And to call this a program of torture is to libel the dedicated professionals who have saved American lives and to cast terrorists and murderers as innocent victims. What’s more, to completely rule out enhanced interrogation in the future is unwise in the extreme. It is recklessness cloaked in righteousness and would make the American people less safe.

Former Vice President Dick Cheney

This is simply breath-taking. How can he seriously defend torture? How can he defend the indefensible? It defies reason.

First to label the Bush administrations techniques, such as waterboarding “enhanced interrogation” implies that they work better than regular interrogation. There is no evidence that they do. In fact they produce lots of bogus information because the person being, yes I’ll say it, tortured, will say anything to make the pain stop.

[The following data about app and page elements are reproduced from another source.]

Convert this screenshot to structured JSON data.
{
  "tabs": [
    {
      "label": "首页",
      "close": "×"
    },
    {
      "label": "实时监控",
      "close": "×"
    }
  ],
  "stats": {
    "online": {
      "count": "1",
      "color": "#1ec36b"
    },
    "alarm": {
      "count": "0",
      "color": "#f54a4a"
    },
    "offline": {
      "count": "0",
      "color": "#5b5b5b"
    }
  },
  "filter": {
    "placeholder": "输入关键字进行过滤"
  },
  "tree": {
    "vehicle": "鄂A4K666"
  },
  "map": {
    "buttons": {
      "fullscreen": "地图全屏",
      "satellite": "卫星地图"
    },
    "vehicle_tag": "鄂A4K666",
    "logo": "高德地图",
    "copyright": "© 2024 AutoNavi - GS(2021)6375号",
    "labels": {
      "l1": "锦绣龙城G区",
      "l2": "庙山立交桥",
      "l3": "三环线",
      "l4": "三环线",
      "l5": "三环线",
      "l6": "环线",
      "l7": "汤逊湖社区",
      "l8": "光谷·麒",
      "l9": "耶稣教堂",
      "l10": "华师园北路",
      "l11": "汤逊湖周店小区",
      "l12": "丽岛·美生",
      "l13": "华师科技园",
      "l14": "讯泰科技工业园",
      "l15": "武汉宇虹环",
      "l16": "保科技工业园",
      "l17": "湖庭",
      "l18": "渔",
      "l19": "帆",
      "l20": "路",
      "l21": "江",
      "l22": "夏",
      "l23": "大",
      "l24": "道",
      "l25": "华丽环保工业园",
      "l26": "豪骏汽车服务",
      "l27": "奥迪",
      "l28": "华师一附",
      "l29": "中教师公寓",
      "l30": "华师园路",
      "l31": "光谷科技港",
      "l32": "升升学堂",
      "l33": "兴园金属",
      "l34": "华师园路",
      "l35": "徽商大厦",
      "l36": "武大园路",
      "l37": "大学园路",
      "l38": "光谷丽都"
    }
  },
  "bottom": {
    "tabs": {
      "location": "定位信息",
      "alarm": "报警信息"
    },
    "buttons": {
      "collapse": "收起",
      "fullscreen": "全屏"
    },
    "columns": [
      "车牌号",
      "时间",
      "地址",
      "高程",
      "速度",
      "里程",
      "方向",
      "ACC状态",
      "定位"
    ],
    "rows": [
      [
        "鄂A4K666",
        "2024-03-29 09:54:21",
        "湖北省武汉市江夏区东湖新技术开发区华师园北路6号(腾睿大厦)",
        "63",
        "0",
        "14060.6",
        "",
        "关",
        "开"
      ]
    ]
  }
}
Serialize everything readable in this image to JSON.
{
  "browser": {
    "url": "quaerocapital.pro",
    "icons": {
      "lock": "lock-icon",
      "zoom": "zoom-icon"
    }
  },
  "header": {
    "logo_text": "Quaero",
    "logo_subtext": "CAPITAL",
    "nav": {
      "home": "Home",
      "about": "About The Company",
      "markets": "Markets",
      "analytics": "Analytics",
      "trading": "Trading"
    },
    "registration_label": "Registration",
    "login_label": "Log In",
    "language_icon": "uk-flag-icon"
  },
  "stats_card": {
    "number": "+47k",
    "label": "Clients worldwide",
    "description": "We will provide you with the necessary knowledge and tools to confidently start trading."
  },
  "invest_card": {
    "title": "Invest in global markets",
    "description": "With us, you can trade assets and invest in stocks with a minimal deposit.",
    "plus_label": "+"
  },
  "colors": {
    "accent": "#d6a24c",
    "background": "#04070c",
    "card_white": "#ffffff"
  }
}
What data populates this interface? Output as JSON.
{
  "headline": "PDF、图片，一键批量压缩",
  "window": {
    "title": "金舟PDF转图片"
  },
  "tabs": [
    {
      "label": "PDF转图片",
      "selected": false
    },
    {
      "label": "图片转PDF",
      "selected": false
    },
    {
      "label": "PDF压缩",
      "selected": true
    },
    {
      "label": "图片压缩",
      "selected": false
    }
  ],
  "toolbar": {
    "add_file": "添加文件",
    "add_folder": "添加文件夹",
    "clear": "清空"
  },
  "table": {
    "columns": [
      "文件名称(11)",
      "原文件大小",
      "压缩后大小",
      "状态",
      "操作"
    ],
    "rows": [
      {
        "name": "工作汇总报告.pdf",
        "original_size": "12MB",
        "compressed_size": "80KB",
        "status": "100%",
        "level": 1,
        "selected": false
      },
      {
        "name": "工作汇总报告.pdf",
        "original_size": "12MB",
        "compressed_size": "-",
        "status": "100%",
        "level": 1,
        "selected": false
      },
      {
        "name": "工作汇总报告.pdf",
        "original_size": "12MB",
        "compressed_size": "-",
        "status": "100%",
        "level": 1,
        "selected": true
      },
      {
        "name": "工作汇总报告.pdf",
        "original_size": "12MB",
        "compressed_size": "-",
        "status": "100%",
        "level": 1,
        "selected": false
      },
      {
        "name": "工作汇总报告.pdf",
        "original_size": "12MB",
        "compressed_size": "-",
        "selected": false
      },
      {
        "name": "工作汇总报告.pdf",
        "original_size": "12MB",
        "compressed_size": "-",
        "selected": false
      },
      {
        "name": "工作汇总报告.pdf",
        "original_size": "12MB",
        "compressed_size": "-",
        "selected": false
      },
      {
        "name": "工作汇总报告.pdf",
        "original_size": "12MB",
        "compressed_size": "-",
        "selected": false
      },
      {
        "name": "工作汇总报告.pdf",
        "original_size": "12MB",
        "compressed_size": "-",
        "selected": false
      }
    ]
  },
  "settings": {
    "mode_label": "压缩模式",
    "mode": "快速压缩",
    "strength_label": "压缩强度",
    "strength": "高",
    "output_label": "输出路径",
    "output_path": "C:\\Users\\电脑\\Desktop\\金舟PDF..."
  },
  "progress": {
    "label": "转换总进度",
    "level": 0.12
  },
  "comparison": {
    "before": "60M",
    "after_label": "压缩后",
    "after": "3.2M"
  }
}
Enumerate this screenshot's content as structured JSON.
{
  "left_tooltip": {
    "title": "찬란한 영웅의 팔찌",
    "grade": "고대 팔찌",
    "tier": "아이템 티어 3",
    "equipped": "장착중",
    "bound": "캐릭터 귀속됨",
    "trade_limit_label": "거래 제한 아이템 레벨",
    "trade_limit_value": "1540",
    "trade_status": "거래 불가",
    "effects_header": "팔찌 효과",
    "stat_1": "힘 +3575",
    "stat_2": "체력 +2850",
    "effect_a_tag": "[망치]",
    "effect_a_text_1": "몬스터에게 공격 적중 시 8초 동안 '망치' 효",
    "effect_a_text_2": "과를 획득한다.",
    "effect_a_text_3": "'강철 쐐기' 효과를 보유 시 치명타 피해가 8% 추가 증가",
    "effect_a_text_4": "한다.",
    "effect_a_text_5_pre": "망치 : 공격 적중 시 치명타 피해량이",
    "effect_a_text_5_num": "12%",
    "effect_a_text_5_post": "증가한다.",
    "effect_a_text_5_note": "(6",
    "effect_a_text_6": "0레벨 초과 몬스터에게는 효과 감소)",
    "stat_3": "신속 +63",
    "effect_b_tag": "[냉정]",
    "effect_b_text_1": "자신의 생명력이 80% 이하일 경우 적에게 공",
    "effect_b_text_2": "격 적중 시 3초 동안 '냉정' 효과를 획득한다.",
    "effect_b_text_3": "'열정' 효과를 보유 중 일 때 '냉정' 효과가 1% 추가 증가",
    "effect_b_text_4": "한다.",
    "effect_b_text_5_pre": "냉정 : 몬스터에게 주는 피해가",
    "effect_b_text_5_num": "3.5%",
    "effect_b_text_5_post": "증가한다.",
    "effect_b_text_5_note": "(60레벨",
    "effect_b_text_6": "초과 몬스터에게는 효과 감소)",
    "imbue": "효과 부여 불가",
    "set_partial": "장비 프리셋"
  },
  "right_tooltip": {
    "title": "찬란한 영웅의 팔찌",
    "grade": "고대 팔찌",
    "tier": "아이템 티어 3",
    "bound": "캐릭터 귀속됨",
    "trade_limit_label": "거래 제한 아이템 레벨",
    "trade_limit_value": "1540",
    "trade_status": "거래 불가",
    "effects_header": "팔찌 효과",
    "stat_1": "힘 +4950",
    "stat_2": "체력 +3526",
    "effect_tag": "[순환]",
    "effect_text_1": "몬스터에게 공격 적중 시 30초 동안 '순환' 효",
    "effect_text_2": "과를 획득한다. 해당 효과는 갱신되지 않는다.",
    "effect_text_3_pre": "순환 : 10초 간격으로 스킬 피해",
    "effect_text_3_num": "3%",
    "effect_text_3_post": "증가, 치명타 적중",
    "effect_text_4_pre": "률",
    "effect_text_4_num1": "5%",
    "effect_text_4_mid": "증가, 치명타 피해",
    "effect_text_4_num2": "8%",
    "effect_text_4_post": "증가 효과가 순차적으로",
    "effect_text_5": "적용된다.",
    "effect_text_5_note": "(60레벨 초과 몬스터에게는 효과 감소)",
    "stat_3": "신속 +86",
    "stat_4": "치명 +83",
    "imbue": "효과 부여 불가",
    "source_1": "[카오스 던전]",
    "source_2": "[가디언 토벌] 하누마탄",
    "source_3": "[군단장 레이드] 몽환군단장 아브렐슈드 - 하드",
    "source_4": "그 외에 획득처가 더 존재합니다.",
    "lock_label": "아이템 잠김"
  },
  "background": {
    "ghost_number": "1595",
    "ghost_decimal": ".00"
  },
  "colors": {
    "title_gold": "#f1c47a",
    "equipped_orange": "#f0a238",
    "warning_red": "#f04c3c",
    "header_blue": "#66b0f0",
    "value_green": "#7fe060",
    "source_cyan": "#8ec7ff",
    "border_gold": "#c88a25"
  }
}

This is very well documented and should not even be up for debate.

Second, many of the inmates at Guantanamo, like most of the people who were thrown into detention in Iraq at places like Abu Ghraib, those who have been labeled as terrorists, have never even been charged with a crime, much less tried and convicted for anything and have limited or no access to legal counsel. So to say that these people are “terrorists and murderers” denies them the whole “innocent until proven guilty” thing. Have you heard of it Mr. Cheney? And to throw that out you also throw out due process, habeas corpus and most of the basis of western law. Yes Mr. Cheney, they are “innocent victims” until you can actually prove that they did something.

Third, how any of this enhanced torture makes Americans more safe is completely beyond me. It most likely does the opposite. A new study by Jim Walsh and Jim Piazza from the University of North Carolina indicates “that governments that abuse rights actually experience more terrorism.”

Cheney’s position perhaps also assumes that torture is the only morally dubious thing that the United States has done recently. Wish it were so.

Then there is Obama. Yes. It is a good thing that he is trying to close down Gitmo. Unfortunately the so-called Democratic congress might not let him meet his year-end deadline. And yes, he has banned enhanced torture. These are good things. But what else did we learn from his speech?

Well we learned that he also supports indefinite detention of some prisoners without trial. Huh?

In our constitutional system, prolonged detention should not be the decision of any one man. If and when we determine that the United States must hold individuals to keep them from carrying out an act of war, we will do so within a system that involves judicial and congressional oversight. And so going forward, my Administration will work with Congress to develop an appropriate legal regime so that our efforts are consistent with our values and our Constitution.

President Barack Obama.

So, let’s get this straight. There are people there that can’t be tried because of bad evidence (perhaps obtained through torture) or even no evidence but despite the lack of evidence you’re just going to keep ‘em locked up. Forever. Just in case.

Page 1 of 2 | Next page